### [DATASET EXTRACT]

══════════

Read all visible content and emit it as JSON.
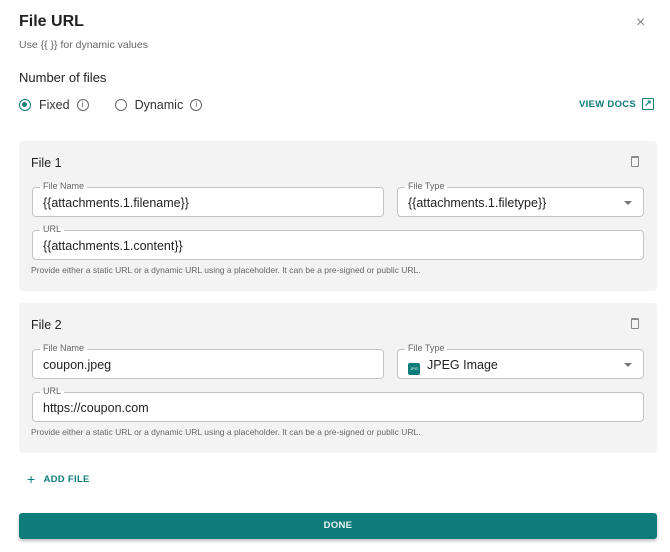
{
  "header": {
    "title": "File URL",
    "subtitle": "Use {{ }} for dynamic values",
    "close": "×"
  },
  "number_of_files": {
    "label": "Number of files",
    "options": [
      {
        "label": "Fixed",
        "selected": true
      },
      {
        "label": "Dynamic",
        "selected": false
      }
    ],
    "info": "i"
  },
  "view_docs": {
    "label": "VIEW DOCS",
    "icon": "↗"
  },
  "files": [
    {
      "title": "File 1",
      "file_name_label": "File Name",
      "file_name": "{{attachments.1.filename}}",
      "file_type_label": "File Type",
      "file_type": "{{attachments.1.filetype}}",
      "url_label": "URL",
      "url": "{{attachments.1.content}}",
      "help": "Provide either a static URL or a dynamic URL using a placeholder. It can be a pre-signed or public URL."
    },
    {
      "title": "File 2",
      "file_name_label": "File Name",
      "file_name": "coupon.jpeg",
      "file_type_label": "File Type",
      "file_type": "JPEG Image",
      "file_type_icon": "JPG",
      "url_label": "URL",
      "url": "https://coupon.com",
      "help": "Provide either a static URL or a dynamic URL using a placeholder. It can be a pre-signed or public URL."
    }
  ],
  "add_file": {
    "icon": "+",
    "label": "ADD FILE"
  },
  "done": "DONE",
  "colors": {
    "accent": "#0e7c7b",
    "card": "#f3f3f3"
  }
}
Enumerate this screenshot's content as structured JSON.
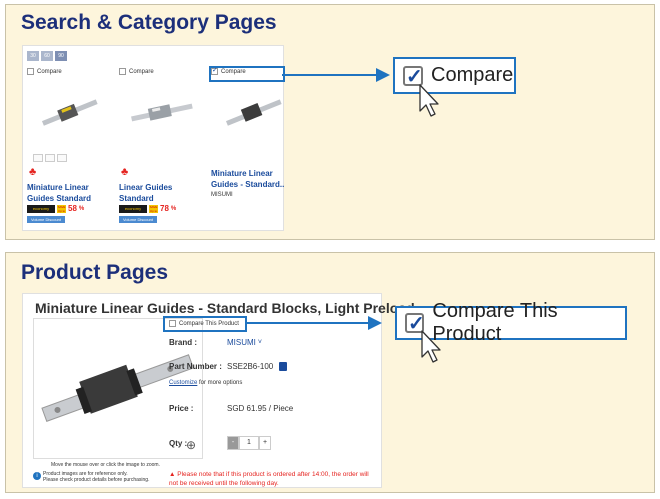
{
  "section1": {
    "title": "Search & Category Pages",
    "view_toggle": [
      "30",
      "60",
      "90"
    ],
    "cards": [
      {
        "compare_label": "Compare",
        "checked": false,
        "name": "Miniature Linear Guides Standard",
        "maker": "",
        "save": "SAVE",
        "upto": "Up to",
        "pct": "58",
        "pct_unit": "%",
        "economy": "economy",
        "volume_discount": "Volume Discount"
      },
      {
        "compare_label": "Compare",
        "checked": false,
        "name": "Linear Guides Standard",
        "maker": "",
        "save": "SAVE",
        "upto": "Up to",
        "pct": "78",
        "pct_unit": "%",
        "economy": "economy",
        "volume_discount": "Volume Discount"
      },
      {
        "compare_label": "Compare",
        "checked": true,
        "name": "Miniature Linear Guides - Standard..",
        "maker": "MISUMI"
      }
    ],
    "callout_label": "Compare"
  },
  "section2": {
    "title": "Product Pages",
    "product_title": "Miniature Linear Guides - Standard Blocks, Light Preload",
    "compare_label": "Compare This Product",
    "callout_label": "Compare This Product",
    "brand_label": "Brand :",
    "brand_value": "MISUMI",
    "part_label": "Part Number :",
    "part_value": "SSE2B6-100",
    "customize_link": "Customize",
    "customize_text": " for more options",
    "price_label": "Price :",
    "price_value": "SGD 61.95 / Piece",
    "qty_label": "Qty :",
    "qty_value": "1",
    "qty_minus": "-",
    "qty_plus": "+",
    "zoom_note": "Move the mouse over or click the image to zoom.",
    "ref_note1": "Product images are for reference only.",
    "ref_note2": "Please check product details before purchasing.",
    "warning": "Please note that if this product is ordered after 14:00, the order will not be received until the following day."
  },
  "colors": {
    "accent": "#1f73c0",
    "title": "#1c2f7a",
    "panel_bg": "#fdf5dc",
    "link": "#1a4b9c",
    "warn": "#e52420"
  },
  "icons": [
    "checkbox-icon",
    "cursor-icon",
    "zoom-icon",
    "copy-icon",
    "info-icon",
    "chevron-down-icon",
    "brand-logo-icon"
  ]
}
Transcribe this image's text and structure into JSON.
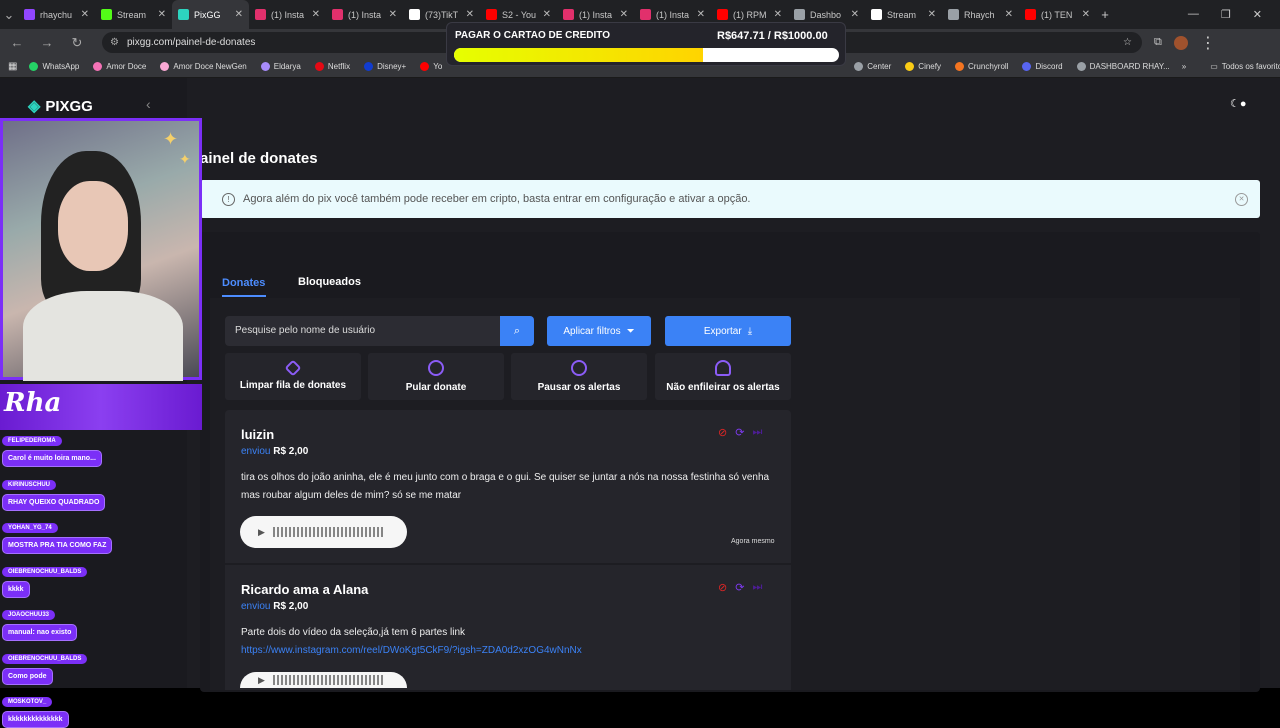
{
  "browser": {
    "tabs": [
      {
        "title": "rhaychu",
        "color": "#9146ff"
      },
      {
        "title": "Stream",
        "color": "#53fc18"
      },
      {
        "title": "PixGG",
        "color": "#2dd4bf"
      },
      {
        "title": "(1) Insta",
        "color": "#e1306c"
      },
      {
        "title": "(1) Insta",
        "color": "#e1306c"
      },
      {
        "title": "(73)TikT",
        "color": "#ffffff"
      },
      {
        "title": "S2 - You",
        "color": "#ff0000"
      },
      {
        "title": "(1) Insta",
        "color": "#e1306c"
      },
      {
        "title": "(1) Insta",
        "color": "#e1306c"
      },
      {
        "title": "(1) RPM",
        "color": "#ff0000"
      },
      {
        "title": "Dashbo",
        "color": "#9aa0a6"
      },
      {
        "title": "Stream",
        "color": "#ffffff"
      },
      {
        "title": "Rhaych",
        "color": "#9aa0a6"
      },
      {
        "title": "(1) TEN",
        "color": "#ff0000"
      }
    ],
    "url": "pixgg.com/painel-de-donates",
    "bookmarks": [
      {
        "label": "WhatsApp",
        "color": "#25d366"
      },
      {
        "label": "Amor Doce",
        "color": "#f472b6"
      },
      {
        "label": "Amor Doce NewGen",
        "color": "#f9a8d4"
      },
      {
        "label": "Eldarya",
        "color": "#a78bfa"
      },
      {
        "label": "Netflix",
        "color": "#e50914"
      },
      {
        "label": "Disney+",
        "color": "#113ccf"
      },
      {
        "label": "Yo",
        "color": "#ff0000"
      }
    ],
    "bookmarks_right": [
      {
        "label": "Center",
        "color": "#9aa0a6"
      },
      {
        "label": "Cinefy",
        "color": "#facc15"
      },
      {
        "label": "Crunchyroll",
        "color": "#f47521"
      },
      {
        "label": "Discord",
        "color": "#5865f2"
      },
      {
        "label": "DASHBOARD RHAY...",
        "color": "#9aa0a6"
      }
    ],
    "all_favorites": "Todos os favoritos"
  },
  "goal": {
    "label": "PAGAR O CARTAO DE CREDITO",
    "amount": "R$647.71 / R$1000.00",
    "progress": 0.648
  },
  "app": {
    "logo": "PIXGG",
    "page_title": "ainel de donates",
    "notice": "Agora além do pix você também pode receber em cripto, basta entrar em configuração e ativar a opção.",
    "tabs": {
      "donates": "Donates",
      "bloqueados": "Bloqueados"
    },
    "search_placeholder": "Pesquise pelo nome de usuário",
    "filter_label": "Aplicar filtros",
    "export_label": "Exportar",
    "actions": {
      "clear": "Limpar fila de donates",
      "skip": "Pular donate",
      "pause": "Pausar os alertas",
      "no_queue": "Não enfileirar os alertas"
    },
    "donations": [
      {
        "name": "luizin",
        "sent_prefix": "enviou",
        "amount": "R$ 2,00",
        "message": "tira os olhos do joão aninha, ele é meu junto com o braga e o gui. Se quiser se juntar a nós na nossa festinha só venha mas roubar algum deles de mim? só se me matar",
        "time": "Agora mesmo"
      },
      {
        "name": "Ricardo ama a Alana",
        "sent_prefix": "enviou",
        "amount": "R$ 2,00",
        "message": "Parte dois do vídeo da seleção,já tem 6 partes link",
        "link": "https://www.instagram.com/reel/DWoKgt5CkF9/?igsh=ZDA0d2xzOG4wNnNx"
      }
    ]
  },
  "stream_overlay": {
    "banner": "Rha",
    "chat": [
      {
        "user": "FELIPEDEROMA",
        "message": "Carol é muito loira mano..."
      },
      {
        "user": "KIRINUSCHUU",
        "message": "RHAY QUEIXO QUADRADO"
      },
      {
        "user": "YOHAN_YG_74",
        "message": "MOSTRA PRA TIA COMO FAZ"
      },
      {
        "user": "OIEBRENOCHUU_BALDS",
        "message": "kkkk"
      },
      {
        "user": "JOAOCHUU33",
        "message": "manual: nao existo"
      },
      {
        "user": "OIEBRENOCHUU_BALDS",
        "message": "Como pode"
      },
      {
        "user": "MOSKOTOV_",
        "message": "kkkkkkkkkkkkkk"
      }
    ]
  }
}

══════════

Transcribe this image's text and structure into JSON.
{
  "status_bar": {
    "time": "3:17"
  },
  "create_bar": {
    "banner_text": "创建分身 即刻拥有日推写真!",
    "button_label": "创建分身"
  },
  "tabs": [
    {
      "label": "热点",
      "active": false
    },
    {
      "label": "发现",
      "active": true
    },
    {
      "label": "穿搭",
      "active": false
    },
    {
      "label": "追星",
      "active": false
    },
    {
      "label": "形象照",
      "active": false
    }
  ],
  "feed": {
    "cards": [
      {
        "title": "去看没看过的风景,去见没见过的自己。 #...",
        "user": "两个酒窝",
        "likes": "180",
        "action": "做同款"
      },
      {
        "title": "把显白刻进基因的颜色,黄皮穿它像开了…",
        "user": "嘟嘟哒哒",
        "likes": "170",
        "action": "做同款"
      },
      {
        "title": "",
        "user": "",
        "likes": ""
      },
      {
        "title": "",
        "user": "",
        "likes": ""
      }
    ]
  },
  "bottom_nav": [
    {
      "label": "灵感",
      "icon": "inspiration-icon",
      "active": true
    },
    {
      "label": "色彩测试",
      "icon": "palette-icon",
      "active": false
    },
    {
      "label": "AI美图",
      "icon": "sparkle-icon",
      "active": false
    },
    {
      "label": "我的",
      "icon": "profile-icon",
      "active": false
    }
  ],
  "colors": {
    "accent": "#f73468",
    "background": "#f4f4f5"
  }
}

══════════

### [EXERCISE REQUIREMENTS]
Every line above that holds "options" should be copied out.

### [SOLUTION]
    "options": [
    "customize_text": " for more options",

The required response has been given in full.